Oh course if you do plant a hedge on your allotment, please discuss it with your adjoining plot holders first and maintain it so that it does not grow to a height of more than 1.5m at the absolute maximum. According to your tennancy agreement all hedges should be kept to a height of 1.5m. It would be a shame to plant a prickly hedge to increase security and then grow it to such a height that it created a further problem by creating 'secret' areas of the site that then become a target for vandalism and rough sleepers.
The mild onset of Autumn in York has brought a flurry of activity on the allotments near the city centre. Over-wintering onions are going in, planted in neat rows with labels for different varieties, spacing varied depending on size required for the pot.
A tractor load of manure delivered last week has completely disappeared within days, barrowed feverishly away by plot holders scurrying like so many ants. One hopes they all paid their dues with the same speed.
Garlic, that exotic cousin of the humble onion is already in, but could be planted later as it is a bit more hardy despite of its southern origins.
Finally broad beans, a bit of a gamble this far north, is best planted now for an early start in Spring. Any that fail can be replaced after Winter.

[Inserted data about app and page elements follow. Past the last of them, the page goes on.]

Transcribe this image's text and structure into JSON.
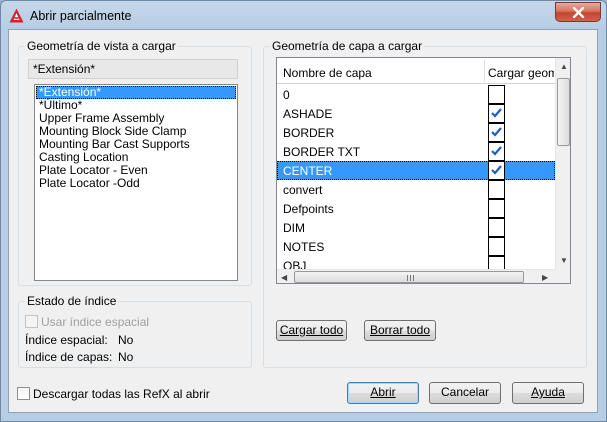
{
  "window": {
    "title": "Abrir parcialmente"
  },
  "view_group": {
    "label": "Geometría de vista a cargar",
    "selected_view": "*Extensión*",
    "views": [
      "*Extensión*",
      "*Último*",
      "Upper Frame Assembly",
      "Mounting Block Side Clamp",
      "Mounting Bar Cast Supports",
      "Casting Location",
      "Plate Locator - Even",
      "Plate Locator -Odd"
    ]
  },
  "index_group": {
    "label": "Estado de índice",
    "spatial_index_checkbox_label": "Usar índice espacial",
    "spatial_index_label": "Índice espacial:",
    "spatial_index_value": "No",
    "layer_index_label": "Índice de capas:",
    "layer_index_value": "No"
  },
  "layer_group": {
    "label": "Geometría de capa a cargar",
    "columns": [
      "Nombre de capa",
      "Cargar geometría"
    ],
    "selected_layer": "CENTER",
    "layers": [
      {
        "name": "0",
        "checked": false
      },
      {
        "name": "ASHADE",
        "checked": true
      },
      {
        "name": "BORDER",
        "checked": true
      },
      {
        "name": "BORDER TXT",
        "checked": true
      },
      {
        "name": "CENTER",
        "checked": true
      },
      {
        "name": "convert",
        "checked": false
      },
      {
        "name": "Defpoints",
        "checked": false
      },
      {
        "name": "DIM",
        "checked": false
      },
      {
        "name": "NOTES",
        "checked": false
      },
      {
        "name": "OBJ",
        "checked": false
      }
    ],
    "load_all_label": "Cargar todo",
    "clear_all_label": "Borrar todo"
  },
  "footer": {
    "unload_xrefs_label": "Descargar todas las RefX al abrir",
    "open_label": "Abrir",
    "cancel_label": "Cancelar",
    "help_label": "Ayuda"
  },
  "colors": {
    "selection": "#3399ff",
    "check": "#1f5fbf",
    "app_icon": "#d2222d"
  },
  "icons": {
    "app": "autocad-a-icon",
    "close": "close-x-icon",
    "check": "checkmark-icon"
  }
}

By contrast, in our little plot in the Alpujarra mountains in southern Spain, onions and garlic are usually planted in the Spring, in furrows for the all important irrigation. Water is the key here. Often too much in Yorkshire, always infrequent in Andalucia.
There are other contrasts too, other than the obviously greater quotient of sunshine. Garlic in a Spanish market will cost about 3 Euros for 50 plants ready to put in. At an English garden centre, £3 (almost equivalent these days) will buy you a single bulb of six or seven cloves. This year we have also tried some cloves from Normandy, courtesy of Mike from the allotment shop.

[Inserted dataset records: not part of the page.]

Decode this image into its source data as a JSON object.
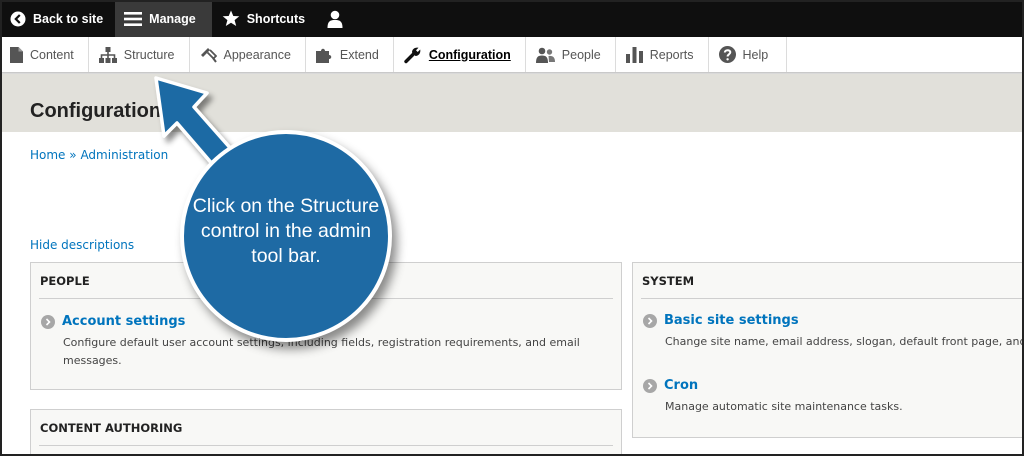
{
  "topbar": {
    "back_label": "Back to site",
    "manage_label": "Manage",
    "shortcuts_label": "Shortcuts"
  },
  "tray": {
    "items": [
      {
        "label": "Content",
        "icon": "file-icon"
      },
      {
        "label": "Structure",
        "icon": "hierarchy-icon"
      },
      {
        "label": "Appearance",
        "icon": "paintbrush-icon"
      },
      {
        "label": "Extend",
        "icon": "puzzle-icon"
      },
      {
        "label": "Configuration",
        "icon": "wrench-icon"
      },
      {
        "label": "People",
        "icon": "people-icon"
      },
      {
        "label": "Reports",
        "icon": "bar-chart-icon"
      },
      {
        "label": "Help",
        "icon": "help-icon"
      }
    ],
    "active": "Configuration"
  },
  "page": {
    "title": "Configuration",
    "breadcrumb_home": "Home",
    "breadcrumb_sep": "»",
    "breadcrumb_admin": "Administration",
    "hide_descriptions": "Hide descriptions"
  },
  "panels": {
    "people": {
      "heading": "PEOPLE",
      "entry_title": "Account settings",
      "entry_desc": "Configure default user account settings, including fields, registration requirements, and email messages."
    },
    "content_authoring": {
      "heading": "CONTENT AUTHORING"
    },
    "system": {
      "heading": "SYSTEM",
      "entries": [
        {
          "title": "Basic site settings",
          "desc": "Change site name, email address, slogan, default front page, and"
        },
        {
          "title": "Cron",
          "desc": "Manage automatic site maintenance tasks."
        }
      ]
    }
  },
  "callout": {
    "text": "Click on the Structure control in the admin tool bar."
  },
  "colors": {
    "link": "#0074bd",
    "callout": "#1e6aa4",
    "header_band": "#e1e0da",
    "topbar": "#0f0f0f"
  }
}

Despite being at an elevation of 1000 metres, lettuce is sown in Autumn in the Alpujarras, and seldom fails. The village is a community of subsistence farmers who tend groves of olives and almonds, figs and oranges. In between the cash crops, growing your own veg is the norm, and is a major interest with the village elders.

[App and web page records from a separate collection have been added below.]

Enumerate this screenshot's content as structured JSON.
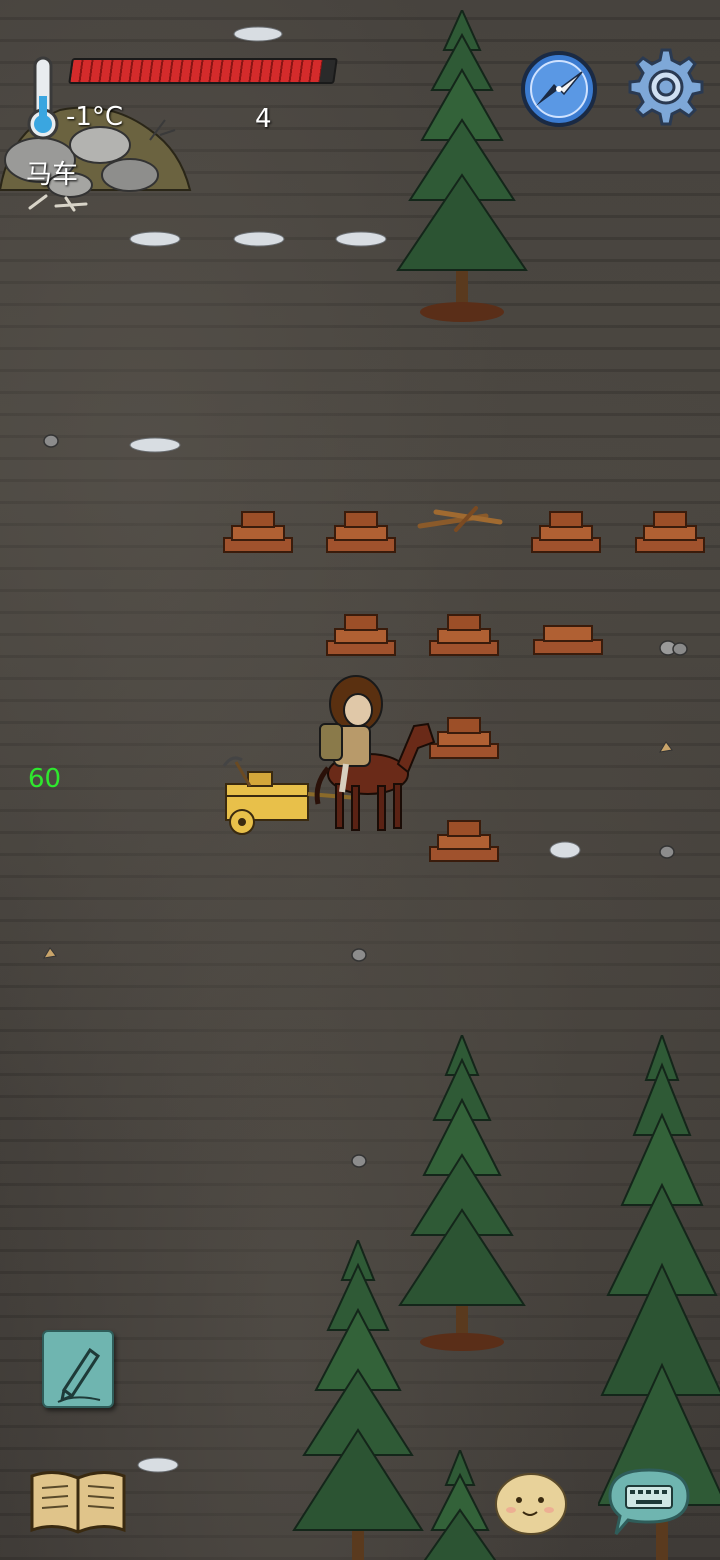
{
  "hud": {
    "temperature": "-1°C",
    "count": "4",
    "location_label": "马车",
    "health_fraction": 0.95
  },
  "world": {
    "fps_counter": "60"
  },
  "icons": {
    "thermometer": "thermometer-icon",
    "compass": "compass-icon",
    "settings": "gear-icon",
    "pencil": "pencil-icon",
    "book": "book-icon",
    "emote": "emote-face-icon",
    "keyboard": "keyboard-icon"
  },
  "colors": {
    "health": "#d42b2b",
    "fps": "#2ee82e",
    "ground": "#47433e",
    "tree": "#2f5a36"
  }
}
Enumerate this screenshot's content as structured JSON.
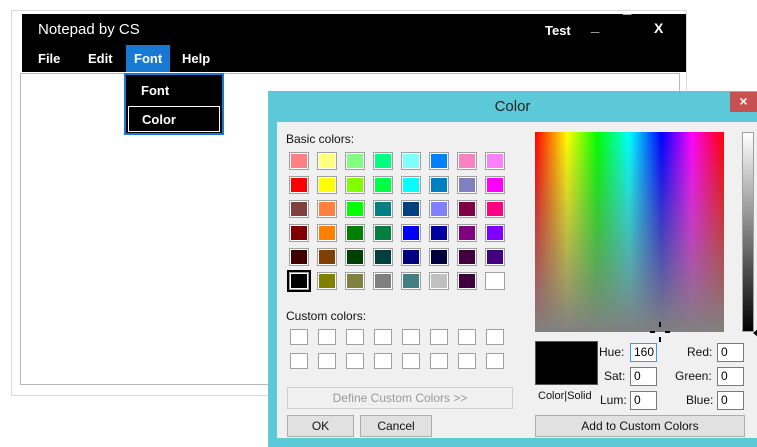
{
  "notepad": {
    "title": "Notepad by CS",
    "title_user": "Test",
    "min_label": "_",
    "max_label": "¯",
    "close_label": "X",
    "menu": [
      "File",
      "Edit",
      "Font",
      "Help"
    ],
    "font_menu": [
      "Font",
      "Color"
    ]
  },
  "color_dialog": {
    "title": "Color",
    "close_label": "×",
    "basic_colors_label": "Basic colors:",
    "custom_colors_label": "Custom colors:",
    "define_custom_label": "Define Custom Colors >>",
    "ok_label": "OK",
    "cancel_label": "Cancel",
    "add_custom_label": "Add to Custom Colors",
    "color_solid_label": "Color|Solid",
    "hue_label": "Hue:",
    "sat_label": "Sat:",
    "lum_label": "Lum:",
    "red_label": "Red:",
    "green_label": "Green:",
    "blue_label": "Blue:",
    "hue": "160",
    "sat": "0",
    "lum": "0",
    "red": "0",
    "green": "0",
    "blue": "0",
    "basic_colors": [
      [
        "#ff8080",
        "#ffff80",
        "#80ff80",
        "#00ff80",
        "#80ffff",
        "#0080ff",
        "#ff80c0",
        "#ff80ff"
      ],
      [
        "#ff0000",
        "#ffff00",
        "#80ff00",
        "#00ff40",
        "#00ffff",
        "#0080c0",
        "#8080c0",
        "#ff00ff"
      ],
      [
        "#804040",
        "#ff8040",
        "#00ff00",
        "#008080",
        "#004080",
        "#8080ff",
        "#800040",
        "#ff0080"
      ],
      [
        "#800000",
        "#ff8000",
        "#008000",
        "#008040",
        "#0000ff",
        "#0000a0",
        "#800080",
        "#8000ff"
      ],
      [
        "#400000",
        "#804000",
        "#004000",
        "#004040",
        "#000080",
        "#000040",
        "#400040",
        "#400080"
      ],
      [
        "#000000",
        "#808000",
        "#808040",
        "#808080",
        "#408080",
        "#c0c0c0",
        "#400040",
        "#ffffff"
      ]
    ],
    "selected_color": "#000000"
  }
}
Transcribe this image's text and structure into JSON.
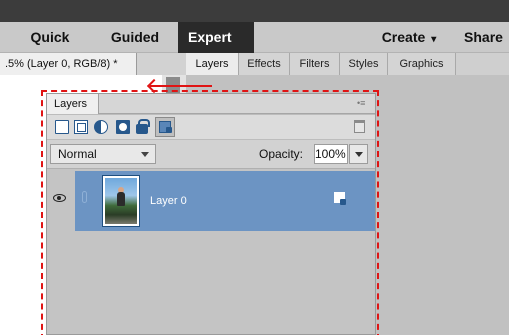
{
  "mode_bar": {
    "tabs": [
      {
        "label": "Quick"
      },
      {
        "label": "Guided"
      },
      {
        "label": "Expert",
        "active": true
      },
      {
        "label": "Create"
      },
      {
        "label": "Share"
      }
    ],
    "create_caret": "▾"
  },
  "document_tab": {
    "title": ".5% (Layer 0, RGB/8) *"
  },
  "panel_tabs": [
    {
      "label": "Layers",
      "active": true
    },
    {
      "label": "Effects"
    },
    {
      "label": "Filters"
    },
    {
      "label": "Styles"
    },
    {
      "label": "Graphics"
    }
  ],
  "layers_panel": {
    "title": "Layers",
    "menu_icon": "panel-menu-icon",
    "toolbar_icons": [
      "new-layer-icon",
      "new-group-icon",
      "adjustment-layer-icon",
      "layer-mask-icon",
      "lock-icon",
      "lock-all-icon",
      "trash-icon"
    ],
    "blend_mode": "Normal",
    "opacity_label": "Opacity:",
    "opacity_value": "100%",
    "layers": [
      {
        "name": "Layer 0",
        "visible": true,
        "selected": true
      }
    ]
  },
  "colors": {
    "annotation": "#e01414",
    "selected_layer": "#6c94c3",
    "expert_tab": "#2a2a2a"
  }
}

The locals are good-natruredly amused by our efforts at is what to them second nature, though we get endlessly patronised about our rather sporadic weeding.
"This is a plant, these are weeds. In Inglaterra do you not pull out the weeds?" Well, yes, but we are on holiday, our grandchildren to see, so many mountains to walk, so much painting and photography."
Juan is not impressed. " Rise at dawn, work until 11.00, come back and work again in the evening when it is cooler."
Pedro is bemused by our lawn mower. "What is this machine for?" "It cuts grass." "No the grass is rubbish, it should be ploughed out three times a year." "But we like grass - it is green..."
"It is Autumn, collect your almonds, prune the trees, oranges will be ready in November, and you can plant lettuce - and broad beans!"
Ah yes, beans. "Will they survive the Winter?"
"Maybe, maybe no, it is the will of God."
Mmm... Yorkshire and Andalucia, some things are not so different then?
The allotment shop now sells premium wild bird seed mix. It will be £1 a kilo. You can buy any quantity you like. If it sells well we will get more and different types. We suspect that there may be alot of bird enthusiasts amongst our association membership. If that's you please use the shop to top up your bird feeders and let the shop folk know if the birds round by you like it and what other types you might want the shop to sell.
Allotment shop managers from all over Yorkshire were invited to an open day at Acorn Garden Supplies in Bingley. Tom Walters (hut manager), Mike Oldfield (treasurer) and Caroline Bush went to see what they had that would be good to sell in our shop. We came away with, amongst other things, 100m of black weed suppressing thick fabric and 25kg of bird seed and a good idea of their prices for later deliveries.
The trip was not without its perks, Acorn kindly provided its allotment customers with a meal of pie and peas in a local transport cafe. As you can see below, this went down very well indeed.